* [PROBLEM DESCRIPTION]:
Every record below should be printed again exactly, with its pictures removed.
____
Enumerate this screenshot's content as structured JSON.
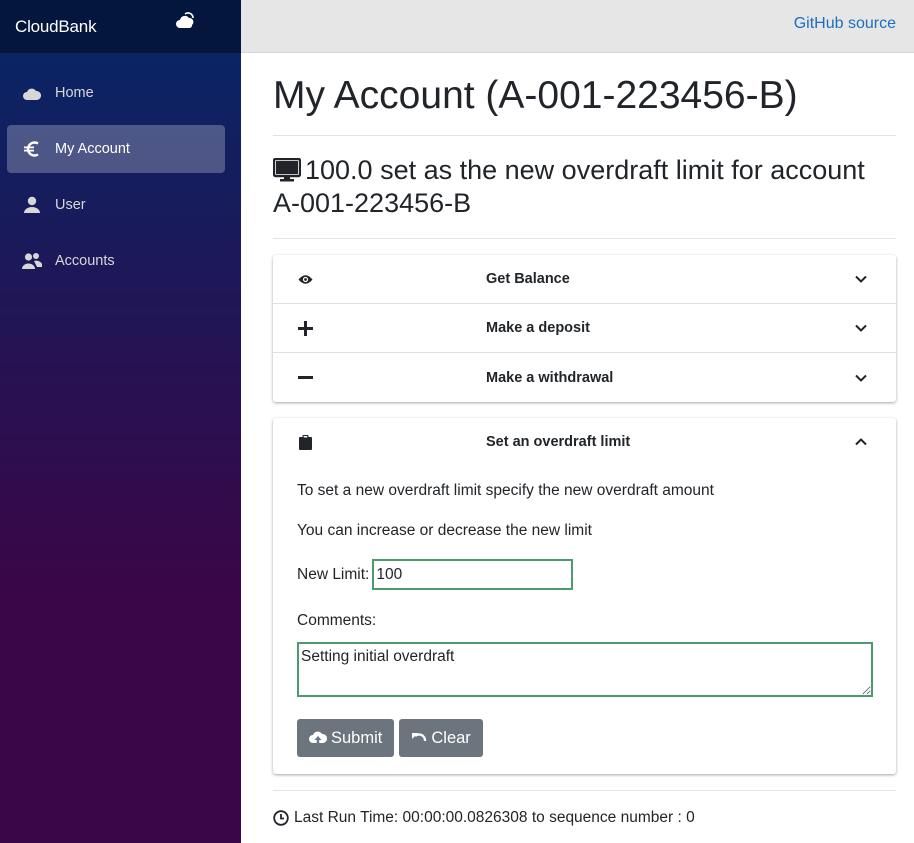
{
  "sidebar": {
    "brand": "CloudBank",
    "items": [
      {
        "label": "Home",
        "icon": "cloud-icon"
      },
      {
        "label": "My Account",
        "icon": "euro-icon",
        "active": true
      },
      {
        "label": "User",
        "icon": "person-icon"
      },
      {
        "label": "Accounts",
        "icon": "people-icon"
      }
    ]
  },
  "topbar": {
    "github_link": "GitHub source"
  },
  "main": {
    "title": "My Account (A-001-223456-B)",
    "status_message": "100.0 set as the new overdraft limit for account A-001-223456-B",
    "accordion": [
      {
        "label": "Get Balance",
        "icon": "eye-icon"
      },
      {
        "label": "Make a deposit",
        "icon": "plus-icon"
      },
      {
        "label": "Make a withdrawal",
        "icon": "minus-icon"
      }
    ],
    "overdraft": {
      "label": "Set an overdraft limit",
      "icon": "clipboard-icon",
      "intro": "To set a new overdraft limit specify the new overdraft amount",
      "hint": "You can increase or decrease the new limit",
      "limit_label": "New Limit:",
      "limit_value": "100",
      "comments_label": "Comments:",
      "comments_value": "Setting initial overdraft",
      "submit_label": "Submit",
      "clear_label": "Clear"
    },
    "footer": "Last Run Time: 00:00:00.0826308 to sequence number : 0"
  },
  "colors": {
    "sidebar_top": "#052767",
    "sidebar_bottom": "#3a0647",
    "link": "#1b6ec2",
    "button": "#6c757d",
    "input_border": "#4e9a6c"
  }
}
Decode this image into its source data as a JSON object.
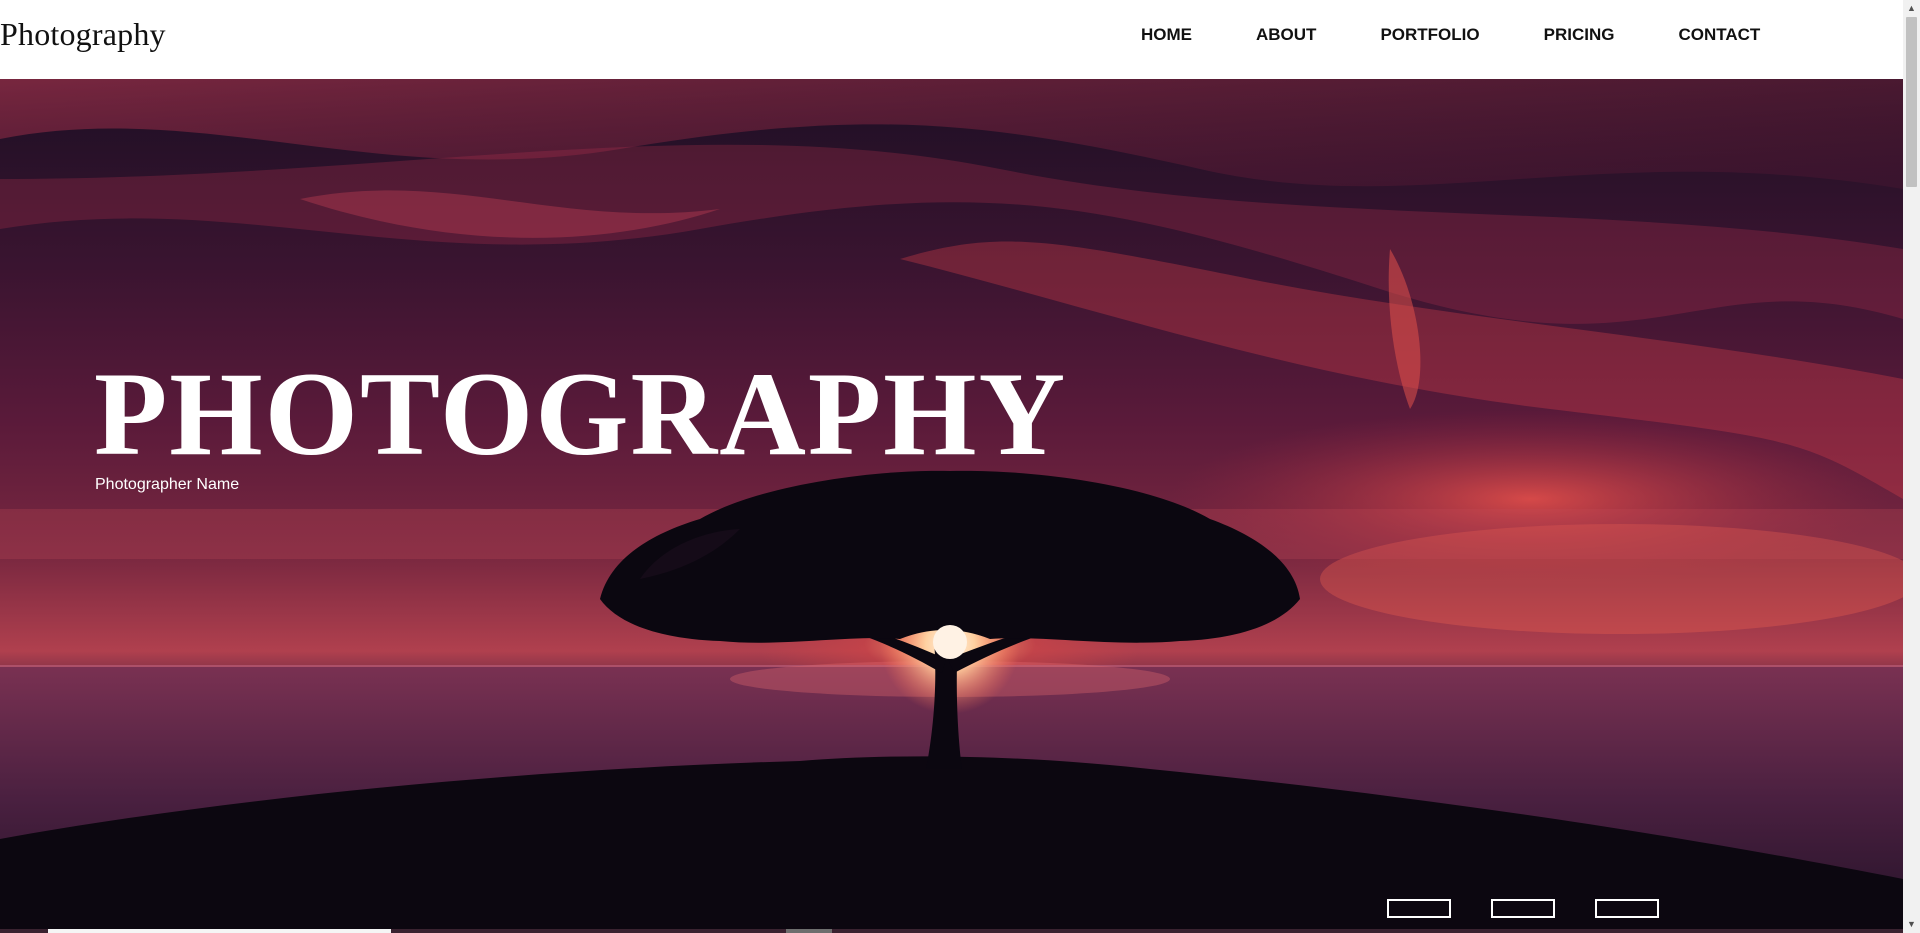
{
  "navbar": {
    "brand": "Photography",
    "links": [
      {
        "label": "HOME"
      },
      {
        "label": "ABOUT"
      },
      {
        "label": "PORTFOLIO"
      },
      {
        "label": "PRICING"
      },
      {
        "label": "CONTACT"
      }
    ]
  },
  "hero": {
    "title": "PHOTOGRAPHY",
    "subtitle": "Photographer Name",
    "slider_dot_count": 3,
    "background_image": "sunset-tree-over-ocean"
  },
  "colors": {
    "nav_background": "#ffffff",
    "nav_text": "#111111",
    "hero_text": "#ffffff",
    "sky_dark": "#1d0f24",
    "sky_red": "#b0404e"
  },
  "icons": {
    "scroll_up": "up-arrow-icon",
    "scroll_down": "down-arrow-icon"
  }
}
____
* [WRITTEN REPLY]:
Enumerate this screenshot's content as structured JSON.
{
  "sidebar": {
    "brand": "CloudBank",
    "items": [
      {
        "label": "Home",
        "icon": "cloud-icon"
      },
      {
        "label": "My Account",
        "icon": "euro-icon",
        "active": true
      },
      {
        "label": "User",
        "icon": "person-icon"
      },
      {
        "label": "Accounts",
        "icon": "people-icon"
      }
    ]
  },
  "topbar": {
    "github_link": "GitHub source"
  },
  "main": {
    "title": "My Account (A-001-223456-B)",
    "status_message": "100.0 set as the new overdraft limit for account A-001-223456-B",
    "accordion": [
      {
        "label": "Get Balance",
        "icon": "eye-icon"
      },
      {
        "label": "Make a deposit",
        "icon": "plus-icon"
      },
      {
        "label": "Make a withdrawal",
        "icon": "minus-icon"
      }
    ],
    "overdraft": {
      "label": "Set an overdraft limit",
      "icon": "clipboard-icon",
      "intro": "To set a new overdraft limit specify the new overdraft amount",
      "hint": "You can increase or decrease the new limit",
      "limit_label": "New Limit:",
      "limit_value": "100",
      "comments_label": "Comments:",
      "comments_value": "Setting initial overdraft",
      "submit_label": "Submit",
      "clear_label": "Clear"
    },
    "footer": "Last Run Time: 00:00:00.0826308 to sequence number : 0"
  },
  "colors": {
    "sidebar_top": "#052767",
    "sidebar_bottom": "#3a0647",
    "link": "#1b6ec2",
    "button": "#6c757d",
    "input_border": "#4e9a6c"
  }
}
Decode this image into its source data as a JSON object.
{
  "navbar": {
    "brand": "Photography",
    "links": [
      {
        "label": "HOME"
      },
      {
        "label": "ABOUT"
      },
      {
        "label": "PORTFOLIO"
      },
      {
        "label": "PRICING"
      },
      {
        "label": "CONTACT"
      }
    ]
  },
  "hero": {
    "title": "PHOTOGRAPHY",
    "subtitle": "Photographer Name",
    "slider_dot_count": 3,
    "background_image": "sunset-tree-over-ocean"
  },
  "colors": {
    "nav_background": "#ffffff",
    "nav_text": "#111111",
    "hero_text": "#ffffff",
    "sky_dark": "#1d0f24",
    "sky_red": "#b0404e"
  },
  "icons": {
    "scroll_up": "up-arrow-icon",
    "scroll_down": "down-arrow-icon"
  }
}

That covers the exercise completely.